Direct Selection would be very limited indeed if it could be
used only for cloning antibiotic resistance genes. Fortunately
the technique can be extended by making use of mutant
straints of E. coli as the hosts for transformation.
As an example, consider an experiment to clone the
gene trpA from Ecoli. This gene codes for the enzyme
tryptophan synthase, which is involving in biosynthesis
of the essential amino acid tryptophan.
A mutant strain
of E.coli that has a non-functional trpA gene is called
trpA-, and is able to survive only if tryptophan is
added to the growth medium. E.coli trpA- is therefore
another example of an auxotroph(as shown in image).
E. coli mutant can be used to clone the correct version
of the trpA gene, Total DNA is first purified from a
normal (wild-type) strain of the bacterium.
with a restriction endonuclease, followed by ligation
into a vector, produces numerous recombinant DNA molecules,
one of which may, with luck, carry an intact copy of
the trpA gene (a). This is of course the functional
gene as it has been obtained from the wild-type strain.

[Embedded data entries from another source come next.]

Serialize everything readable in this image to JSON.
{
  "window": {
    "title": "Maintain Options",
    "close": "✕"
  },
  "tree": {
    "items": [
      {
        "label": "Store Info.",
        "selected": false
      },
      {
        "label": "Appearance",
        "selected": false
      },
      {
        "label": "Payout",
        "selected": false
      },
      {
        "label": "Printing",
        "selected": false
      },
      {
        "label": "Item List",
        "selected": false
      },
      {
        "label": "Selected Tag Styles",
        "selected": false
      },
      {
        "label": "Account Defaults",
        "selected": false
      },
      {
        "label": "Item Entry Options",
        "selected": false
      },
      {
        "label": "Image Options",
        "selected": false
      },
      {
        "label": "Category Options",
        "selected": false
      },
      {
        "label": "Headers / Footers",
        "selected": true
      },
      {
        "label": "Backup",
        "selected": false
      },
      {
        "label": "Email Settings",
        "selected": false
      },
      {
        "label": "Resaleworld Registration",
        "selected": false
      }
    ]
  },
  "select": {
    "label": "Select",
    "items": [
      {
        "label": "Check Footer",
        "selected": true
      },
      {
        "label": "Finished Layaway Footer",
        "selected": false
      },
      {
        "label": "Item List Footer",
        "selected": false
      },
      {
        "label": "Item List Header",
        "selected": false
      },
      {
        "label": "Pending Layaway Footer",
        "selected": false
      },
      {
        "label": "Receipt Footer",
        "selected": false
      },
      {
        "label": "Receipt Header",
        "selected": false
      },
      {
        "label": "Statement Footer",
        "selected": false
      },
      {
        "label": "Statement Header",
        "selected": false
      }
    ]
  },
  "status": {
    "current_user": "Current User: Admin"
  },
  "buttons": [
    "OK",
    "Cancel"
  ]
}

The ligation mixture is now used to transform the auxotrophic
E.coli trpA- cells. The vast majority of the resulting
transformation will be auxotrophic, but a few now have
the plasmid-borne copy of the correct trpA gene. These
recombinants are non-auxotrophic - they no longer require
tryptophan as the cloned gene is able to direct production
of tryptophan synthase (c).
Direct Selection is therefore
performed by plating transformants onto minimal medium,
which lacks any added supplements, and in particular
has no tryptophan (d). Auxotrophs cannot grow on minimal
medium, so the only colonies to appear are recombinants
that contain the clones trpA gene.
Scope and Limitation of Marker Rescue